I'm Still Standing
And did you think this fool could never win
Well look at me, I'm coming back again
I got a taste of love in a simple way
And if you need to know while I'm still standing
You just fade away
Don't you know
I'm still standing better than I ever did
Looking like a true survivor, feeling like a little kid
And I'm still standing after all this time
Picking up the pieces of my life
Without you on my mind…
(From “I’m Still Standing,” by Elton John and Bernie Taupin, 1983)
We have asked the question before—whether or not it was time for value investing to come back—and we’ve also discussed different reasons that may explain its rather lengthy underperformance. As we await the final election results (which we may not know until early December), it seems an appropriate time to revisit this question. Is now the time that value comes back?
Let’s begin by reviewing YTD performance of growth versus value:
For definitions of indexes in the chart, please visit our glossary.
It is also important to remember that the growth index has been utterly dominated by a small handful of mega-cap tech stocks (e.g., Facebook, Amazon, Netflix, Alphabet [Google], Apple and Microsoft).
If we accept that the economy is slowly recovering (with uncertainty, given the “third-wave” spike in the number of new COVID-19 cases), and that the market is expecting an additional massive fiscal stimulus bill (regardless of the election outcome), then it is worth reviewing again how value stocks have historically performed relative to growth stocks during economic recoveries:
Historically, value stocks outperformed during periods of economic recovery (e.g., after the 2000 “tech bubble crash” and the 2008–2009 financial crisis), but we see dramatic underperformance in this most recent period of economic recovery. Again, the dominance of the mega-cap tech stocks in driving recent market performance cannot be overstated, and it distorts the seemingly gaping performance dispersion between growth and value stocks.
By almost any metric you choose, value stocks look dramatically more attractive than growth stocks from a fundamental valuation perspective. Remember, what you earn on an investment over the longer term is very much dependent on how much you pay for it today. Unless “this time it’s different” (which it almost never is), then normal market cyclicality suggests that value is due for a comeback.
Finally, let’s revisit the economic regimes when value (historically) has done best:
For definitions of terms in the chart, please visit our glossary.
The details of any fiscal stimulus package will be very dependent on the election outcome.

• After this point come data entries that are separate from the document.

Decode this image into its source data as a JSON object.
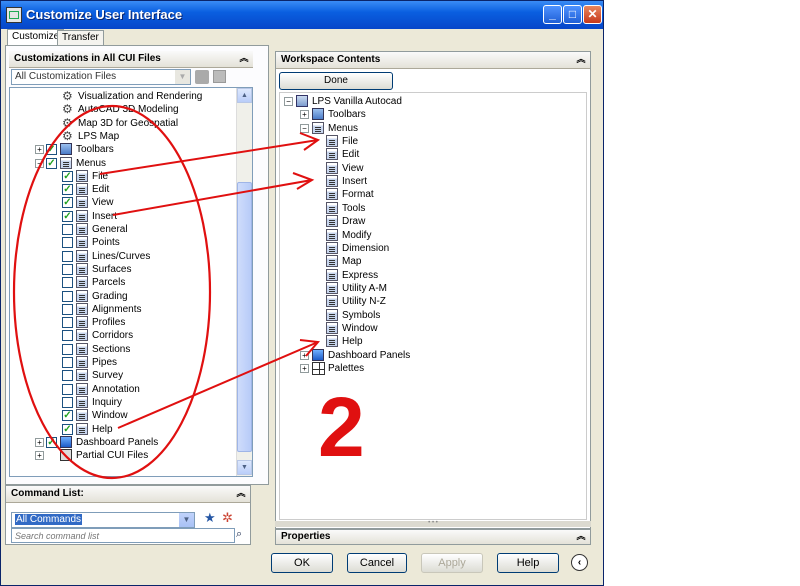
{
  "window": {
    "title": "Customize User Interface",
    "minimize": "_",
    "maximize": "□",
    "close": "✕"
  },
  "tabs": [
    {
      "label": "Customize",
      "active": true
    },
    {
      "label": "Transfer",
      "active": false
    }
  ],
  "left": {
    "header": "Customizations in All CUI Files",
    "filter_value": "All Customization Files",
    "tree": [
      {
        "label": "Visualization and Rendering",
        "icon": "gear-icon",
        "checked": null,
        "expander": null
      },
      {
        "label": "AutoCAD 3D Modeling",
        "icon": "gear-icon",
        "checked": null,
        "expander": null
      },
      {
        "label": "Map 3D for Geospatial",
        "icon": "gear-icon",
        "checked": null,
        "expander": null
      },
      {
        "label": "LPS Map",
        "icon": "gear-icon",
        "checked": null,
        "expander": null
      },
      {
        "label": "Toolbars",
        "icon": "toolbar-icon",
        "checked": true,
        "expander": "+"
      },
      {
        "label": "Menus",
        "icon": "menu-icon",
        "checked": true,
        "expander": "−"
      },
      {
        "label": "File",
        "icon": "menu-icon",
        "checked": true,
        "expander": null
      },
      {
        "label": "Edit",
        "icon": "menu-icon",
        "checked": true,
        "expander": null
      },
      {
        "label": "View",
        "icon": "menu-icon",
        "checked": true,
        "expander": null
      },
      {
        "label": "Insert",
        "icon": "menu-icon",
        "checked": true,
        "expander": null
      },
      {
        "label": "General",
        "icon": "menu-icon",
        "checked": false,
        "expander": null
      },
      {
        "label": "Points",
        "icon": "menu-icon",
        "checked": false,
        "expander": null
      },
      {
        "label": "Lines/Curves",
        "icon": "menu-icon",
        "checked": false,
        "expander": null
      },
      {
        "label": "Surfaces",
        "icon": "menu-icon",
        "checked": false,
        "expander": null
      },
      {
        "label": "Parcels",
        "icon": "menu-icon",
        "checked": false,
        "expander": null
      },
      {
        "label": "Grading",
        "icon": "menu-icon",
        "checked": false,
        "expander": null
      },
      {
        "label": "Alignments",
        "icon": "menu-icon",
        "checked": false,
        "expander": null
      },
      {
        "label": "Profiles",
        "icon": "menu-icon",
        "checked": false,
        "expander": null
      },
      {
        "label": "Corridors",
        "icon": "menu-icon",
        "checked": false,
        "expander": null
      },
      {
        "label": "Sections",
        "icon": "menu-icon",
        "checked": false,
        "expander": null
      },
      {
        "label": "Pipes",
        "icon": "menu-icon",
        "checked": false,
        "expander": null
      },
      {
        "label": "Survey",
        "icon": "menu-icon",
        "checked": false,
        "expander": null
      },
      {
        "label": "Annotation",
        "icon": "menu-icon",
        "checked": false,
        "expander": null
      },
      {
        "label": "Inquiry",
        "icon": "menu-icon",
        "checked": false,
        "expander": null
      },
      {
        "label": "Window",
        "icon": "menu-icon",
        "checked": true,
        "expander": null
      },
      {
        "label": "Help",
        "icon": "menu-icon",
        "checked": true,
        "expander": null
      },
      {
        "label": "Dashboard Panels",
        "icon": "dashboard-icon",
        "checked": true,
        "expander": "+"
      },
      {
        "label": "Partial CUI Files",
        "icon": "partial-cui-icon",
        "checked": null,
        "expander": "+"
      }
    ]
  },
  "command_list": {
    "header": "Command List:",
    "filter_value": "All Commands",
    "search_placeholder": "Search command list"
  },
  "workspace": {
    "header": "Workspace Contents",
    "done_label": "Done",
    "tree": [
      {
        "label": "LPS Vanilla Autocad",
        "icon": "workspace-icon",
        "expander": "−"
      },
      {
        "label": "Toolbars",
        "icon": "toolbar-icon",
        "expander": "+"
      },
      {
        "label": "Menus",
        "icon": "menu-icon",
        "expander": "−"
      },
      {
        "label": "File",
        "icon": "menu-icon",
        "expander": null
      },
      {
        "label": "Edit",
        "icon": "menu-icon",
        "expander": null
      },
      {
        "label": "View",
        "icon": "menu-icon",
        "expander": null
      },
      {
        "label": "Insert",
        "icon": "menu-icon",
        "expander": null
      },
      {
        "label": "Format",
        "icon": "menu-icon",
        "expander": null
      },
      {
        "label": "Tools",
        "icon": "menu-icon",
        "expander": null
      },
      {
        "label": "Draw",
        "icon": "menu-icon",
        "expander": null
      },
      {
        "label": "Modify",
        "icon": "menu-icon",
        "expander": null
      },
      {
        "label": "Dimension",
        "icon": "menu-icon",
        "expander": null
      },
      {
        "label": "Map",
        "icon": "menu-icon",
        "expander": null
      },
      {
        "label": "Express",
        "icon": "menu-icon",
        "expander": null
      },
      {
        "label": "Utility A-M",
        "icon": "menu-icon",
        "expander": null
      },
      {
        "label": "Utility N-Z",
        "icon": "menu-icon",
        "expander": null
      },
      {
        "label": "Symbols",
        "icon": "menu-icon",
        "expander": null
      },
      {
        "label": "Window",
        "icon": "menu-icon",
        "expander": null
      },
      {
        "label": "Help",
        "icon": "menu-icon",
        "expander": null
      },
      {
        "label": "Dashboard Panels",
        "icon": "dashboard-icon",
        "expander": "+"
      },
      {
        "label": "Palettes",
        "icon": "palettes-icon",
        "expander": "+"
      }
    ]
  },
  "properties": {
    "header": "Properties"
  },
  "buttons": {
    "ok": "OK",
    "cancel": "Cancel",
    "apply": "Apply",
    "help": "Help"
  },
  "annotation": {
    "number": "2",
    "color": "#e01010"
  }
}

But regardless of the outcome, we do expect another round of massive fiscal stimulus, which should give a boost to the economic recovery, at least in the short term. We believe that the stimulus may reset the economic recovery stage back down to where we point to in the chart—historically, a good time for value.
Value may be set up for what we believe is a long-overdue comeback, and many of the WisdomTree product strategies and model portfolios are, in our opinion, well-positioned to capitalize on that value recovery.
Value investing may, once again, prove to be “still standing.”
Important Risks Related to this Article
References to specific securities and their issuers are for illustrative purposes only and are not intended to be, and should not be interpreted as, recommendations to purchase or sell such securities.